She is also -- perhaps due to her role as Lady of the Storeroom and its associated aspects of fertility and bounty -- associated with beer mash, yeast, and honey:
10-19 She is beer mash (?), the mother is yeast (?), Nance is the cause of great things: her presence makes the storehouses of the land bulge (1 ms. has instead: prosper) and makes the honey ... like resin in the storerooms. Because of her, there stand vessels with ever-flowing water; because of Nance, the baskets containing the treasures of the Land cover the ground like the silt of the river. She is the lady of ... 2 lines unclear
Nanshe has two major symbols, both of which are also seen in Christian folklore. The fish represents her original role as a water and fishing goddess. The pelican, said in folklore to rip open its own chest to feed its young, represents her role as a protector and caregiver.
- Heimple, W. "The Nanse Hymn" Journal of Cuneiform Studies, Vol. 33, No. 2 (Apr., 1981), pp. 65-139

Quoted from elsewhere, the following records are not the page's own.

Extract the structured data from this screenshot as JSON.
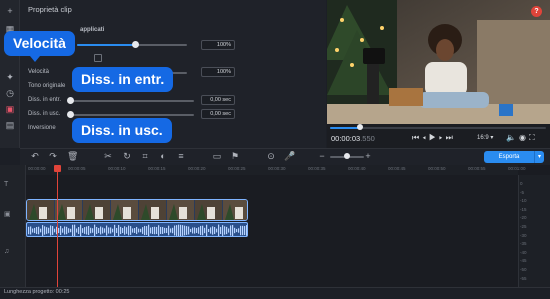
{
  "props": {
    "title": "Proprietà clip",
    "filters_header": "applicati",
    "labels": {
      "velocita": "Velocità",
      "tono": "Tono originale",
      "diss_entr": "Diss. in entr.",
      "diss_usc": "Diss. in usc.",
      "inversione": "Inversione"
    },
    "values": {
      "speed_top": "100%",
      "speed": "100%",
      "fade_in": "0,00 sec",
      "fade_out": "0,00 sec"
    },
    "sliders": {
      "speed_top": 0.53,
      "speed": 0.53,
      "fade_in": 0.0,
      "fade_out": 0.0
    }
  },
  "callouts": {
    "velocita": "Velocità",
    "diss_entr": "Diss. in entr.",
    "diss_usc": "Diss. in usc."
  },
  "preview": {
    "timecode": "00:00:03",
    "timecode_frac": ".550",
    "aspect": "16:9",
    "progress": 0.14,
    "help_icon": "?"
  },
  "toolbar": {
    "export_label": "Esporta"
  },
  "timeline": {
    "ruler": [
      "00:00:00",
      "00:00:05",
      "00:00:10",
      "00:00:15",
      "00:00:20",
      "00:00:25",
      "00:00:30",
      "00:00:35",
      "00:00:40",
      "00:00:45",
      "00:00:50",
      "00:00:55",
      "00:01:00"
    ],
    "meter_labels": [
      "0",
      "-5",
      "-10",
      "-15",
      "-20",
      "-25",
      "-30",
      "-35",
      "-40",
      "-45",
      "-50",
      "-55"
    ]
  },
  "status": {
    "label": "Lunghezza progetto: 00:25"
  },
  "colors": {
    "accent": "#2a8cf0",
    "callout": "#1569e4",
    "playhead": "#e0443a",
    "clip_border": "#7fb4ff"
  }
}
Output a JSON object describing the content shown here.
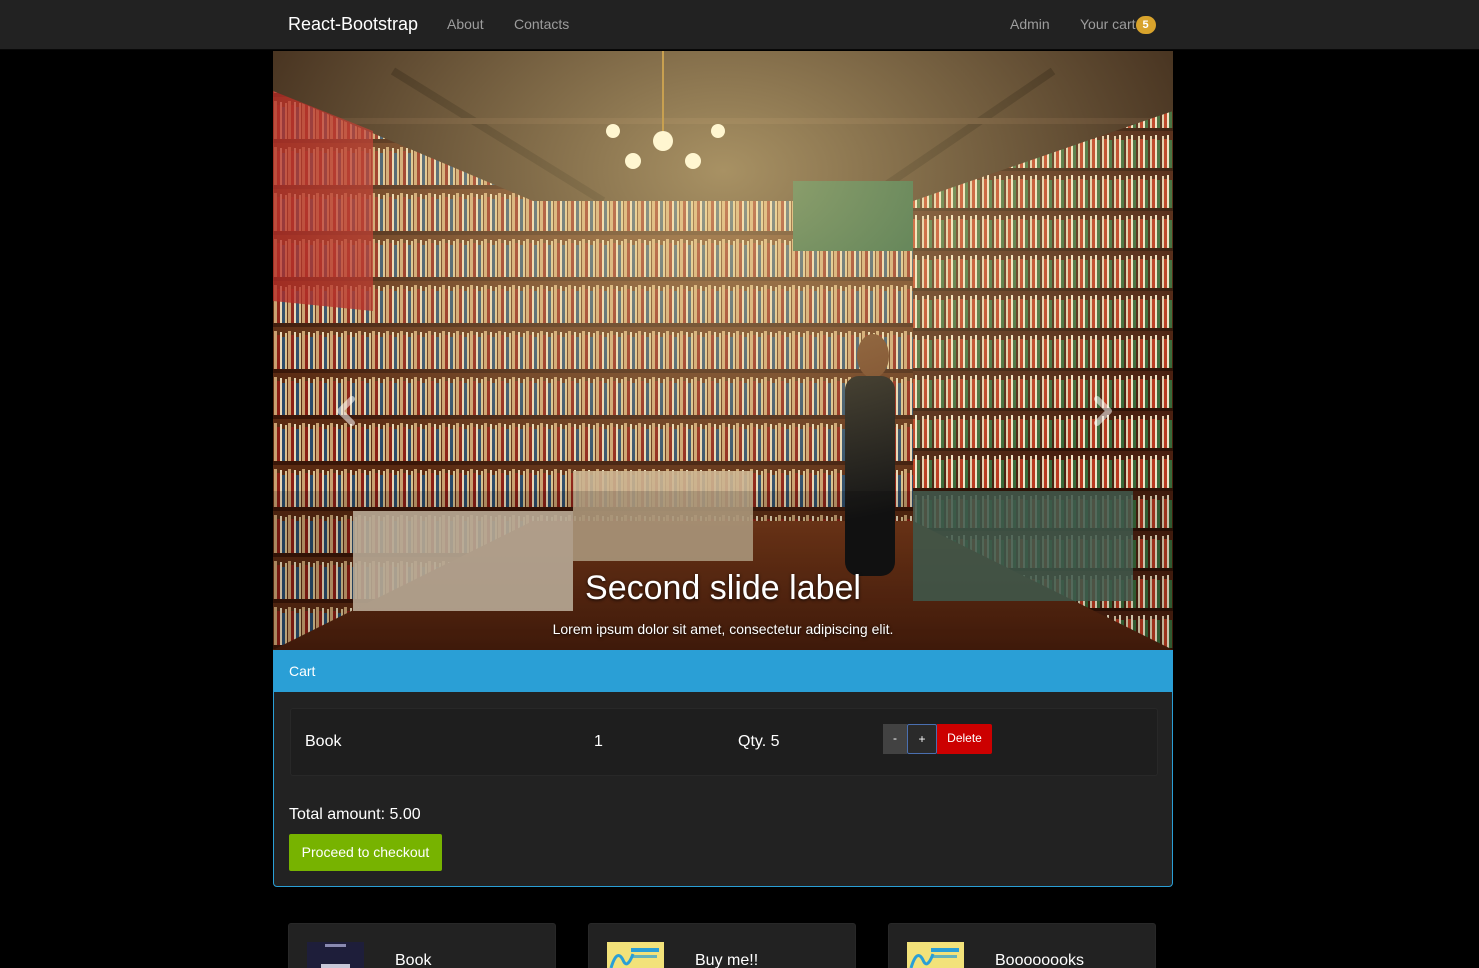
{
  "navbar": {
    "brand": "React-Bootstrap",
    "links": [
      "About",
      "Contacts"
    ],
    "admin": "Admin",
    "cart_label": "Your cart",
    "cart_count": "5"
  },
  "carousel": {
    "caption_title": "Second slide label",
    "caption_text": "Lorem ipsum dolor sit amet, consectetur adipiscing elit.",
    "slide_count": 2,
    "active_slide": 2
  },
  "cart": {
    "heading": "Cart",
    "items": [
      {
        "title": "Book",
        "price": "1",
        "qty": "Qty. 5"
      }
    ],
    "buttons": {
      "minus": "-",
      "plus": "+",
      "delete": "Delete"
    },
    "total": "Total amount: 5.00",
    "checkout": "Proceed to checkout"
  },
  "products": [
    {
      "title": "Book"
    },
    {
      "title": "Buy me!!"
    },
    {
      "title": "Boooooooks"
    }
  ],
  "colors": {
    "accent": "#2a9fd6",
    "success": "#77b300",
    "danger": "#cc0000",
    "badge": "#d8a32c"
  }
}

- Black,Jeremy; Anthony Green, Tessa Rickards Gods, demons, and symbols of ancient Mesopotamia University of Texas Press (Aug 1992) ISBN 978-0-292-70794-8 p.135
- "Nanshe, at TheMystica.com". Retrieved July 22, 2006.
- "A Hymn to Nanshe". Oxford University, ETCSL. July 9, 2001.
- "A shir-namshub to Ninurta". Oxford University, ETCSL. 1999.
- Veldhuis, Nieke (2004). Religion, Literature, and Scholarship: The Sumerian Composition Nanŝe and the Birds, with a Catalogue of Sumerian bird names. Cuneiform Monographs 22. Leiden: Brill. New edition and translation, with full commentary.